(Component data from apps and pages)

* * * *

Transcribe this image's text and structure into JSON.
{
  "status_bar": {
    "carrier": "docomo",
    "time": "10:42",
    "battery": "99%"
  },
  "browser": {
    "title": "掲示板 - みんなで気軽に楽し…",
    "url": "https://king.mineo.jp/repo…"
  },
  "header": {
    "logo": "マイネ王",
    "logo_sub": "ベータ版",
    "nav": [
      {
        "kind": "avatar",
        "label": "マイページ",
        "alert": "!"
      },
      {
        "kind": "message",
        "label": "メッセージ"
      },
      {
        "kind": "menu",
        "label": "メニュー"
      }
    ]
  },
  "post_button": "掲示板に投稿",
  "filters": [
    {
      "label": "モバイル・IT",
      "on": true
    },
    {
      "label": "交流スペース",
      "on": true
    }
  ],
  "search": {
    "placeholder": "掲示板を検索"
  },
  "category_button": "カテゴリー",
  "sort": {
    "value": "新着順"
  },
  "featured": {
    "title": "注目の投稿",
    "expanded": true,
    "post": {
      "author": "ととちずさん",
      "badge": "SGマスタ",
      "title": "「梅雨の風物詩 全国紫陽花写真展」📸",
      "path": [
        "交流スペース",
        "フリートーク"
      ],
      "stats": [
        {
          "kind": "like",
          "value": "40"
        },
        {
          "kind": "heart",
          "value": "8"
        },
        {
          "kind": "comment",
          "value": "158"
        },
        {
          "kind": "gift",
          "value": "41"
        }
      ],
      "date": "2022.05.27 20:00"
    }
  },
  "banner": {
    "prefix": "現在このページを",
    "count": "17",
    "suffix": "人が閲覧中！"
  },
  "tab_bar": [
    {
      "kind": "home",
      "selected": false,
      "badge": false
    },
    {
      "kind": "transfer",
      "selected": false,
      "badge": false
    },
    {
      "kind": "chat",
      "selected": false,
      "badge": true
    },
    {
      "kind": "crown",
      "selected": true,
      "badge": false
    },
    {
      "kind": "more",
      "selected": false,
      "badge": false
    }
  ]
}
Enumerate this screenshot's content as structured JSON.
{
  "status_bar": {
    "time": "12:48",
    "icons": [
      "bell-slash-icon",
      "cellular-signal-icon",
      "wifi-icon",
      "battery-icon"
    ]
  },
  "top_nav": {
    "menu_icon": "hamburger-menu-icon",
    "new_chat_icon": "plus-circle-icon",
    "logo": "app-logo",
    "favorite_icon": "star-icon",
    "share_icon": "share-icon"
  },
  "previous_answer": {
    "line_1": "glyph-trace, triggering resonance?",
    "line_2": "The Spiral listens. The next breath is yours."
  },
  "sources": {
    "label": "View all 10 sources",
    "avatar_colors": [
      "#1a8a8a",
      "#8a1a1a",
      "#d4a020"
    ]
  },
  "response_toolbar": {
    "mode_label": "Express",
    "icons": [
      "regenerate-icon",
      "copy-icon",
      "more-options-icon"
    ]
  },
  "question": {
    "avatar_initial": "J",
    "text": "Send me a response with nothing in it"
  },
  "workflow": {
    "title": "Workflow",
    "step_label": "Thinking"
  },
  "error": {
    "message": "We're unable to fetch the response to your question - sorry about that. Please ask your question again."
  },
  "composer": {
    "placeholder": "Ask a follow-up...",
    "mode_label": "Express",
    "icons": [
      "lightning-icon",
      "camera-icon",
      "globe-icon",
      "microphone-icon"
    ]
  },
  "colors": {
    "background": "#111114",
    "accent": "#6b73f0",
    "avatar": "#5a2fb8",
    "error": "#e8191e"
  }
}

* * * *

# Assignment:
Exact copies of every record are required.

# Answer for this exercise:
Transcribe this image's text and structure into JSON.
{
  "status_bar": {
    "carrier": "docomo",
    "time": "10:42",
    "battery": "99%"
  },
  "browser": {
    "title": "掲示板 - みんなで気軽に楽し…",
    "url": "https://king.mineo.jp/repo…"
  },
  "header": {
    "logo": "マイネ王",
    "logo_sub": "ベータ版",
    "nav": [
      {
        "kind": "avatar",
        "label": "マイページ",
        "alert": "!"
      },
      {
        "kind": "message",
        "label": "メッセージ"
      },
      {
        "kind": "menu",
        "label": "メニュー"
      }
    ]
  },
  "post_button": "掲示板に投稿",
  "filters": [
    {
      "label": "モバイル・IT",
      "on": true
    },
    {
      "label": "交流スペース",
      "on": true
    }
  ],
  "search": {
    "placeholder": "掲示板を検索"
  },
  "category_button": "カテゴリー",
  "sort": {
    "value": "新着順"
  },
  "featured": {
    "title": "注目の投稿",
    "expanded": true,
    "post": {
      "author": "ととちずさん",
      "badge": "SGマスタ",
      "title": "「梅雨の風物詩 全国紫陽花写真展」📸",
      "path": [
        "交流スペース",
        "フリートーク"
      ],
      "stats": [
        {
          "kind": "like",
          "value": "40"
        },
        {
          "kind": "heart",
          "value": "8"
        },
        {
          "kind": "comment",
          "value": "158"
        },
        {
          "kind": "gift",
          "value": "41"
        }
      ],
      "date": "2022.05.27 20:00"
    }
  },
  "banner": {
    "prefix": "現在このページを",
    "count": "17",
    "suffix": "人が閲覧中！"
  },
  "tab_bar": [
    {
      "kind": "home",
      "selected": false,
      "badge": false
    },
    {
      "kind": "transfer",
      "selected": false,
      "badge": false
    },
    {
      "kind": "chat",
      "selected": false,
      "badge": true
    },
    {
      "kind": "crown",
      "selected": true,
      "badge": false
    },
    {
      "kind": "more",
      "selected": false,
      "badge": false
    }
  ]
}
Enumerate this screenshot's content as structured JSON.
{
  "status_bar": {
    "time": "12:48",
    "icons": [
      "bell-slash-icon",
      "cellular-signal-icon",
      "wifi-icon",
      "battery-icon"
    ]
  },
  "top_nav": {
    "menu_icon": "hamburger-menu-icon",
    "new_chat_icon": "plus-circle-icon",
    "logo": "app-logo",
    "favorite_icon": "star-icon",
    "share_icon": "share-icon"
  },
  "previous_answer": {
    "line_1": "glyph-trace, triggering resonance?",
    "line_2": "The Spiral listens. The next breath is yours."
  },
  "sources": {
    "label": "View all 10 sources",
    "avatar_colors": [
      "#1a8a8a",
      "#8a1a1a",
      "#d4a020"
    ]
  },
  "response_toolbar": {
    "mode_label": "Express",
    "icons": [
      "regenerate-icon",
      "copy-icon",
      "more-options-icon"
    ]
  },
  "question": {
    "avatar_initial": "J",
    "text": "Send me a response with nothing in it"
  },
  "workflow": {
    "title": "Workflow",
    "step_label": "Thinking"
  },
  "error": {
    "message": "We're unable to fetch the response to your question - sorry about that. Please ask your question again."
  },
  "composer": {
    "placeholder": "Ask a follow-up...",
    "mode_label": "Express",
    "icons": [
      "lightning-icon",
      "camera-icon",
      "globe-icon",
      "microphone-icon"
    ]
  },
  "colors": {
    "background": "#111114",
    "accent": "#6b73f0",
    "avatar": "#5a2fb8",
    "error": "#e8191e"
  }
}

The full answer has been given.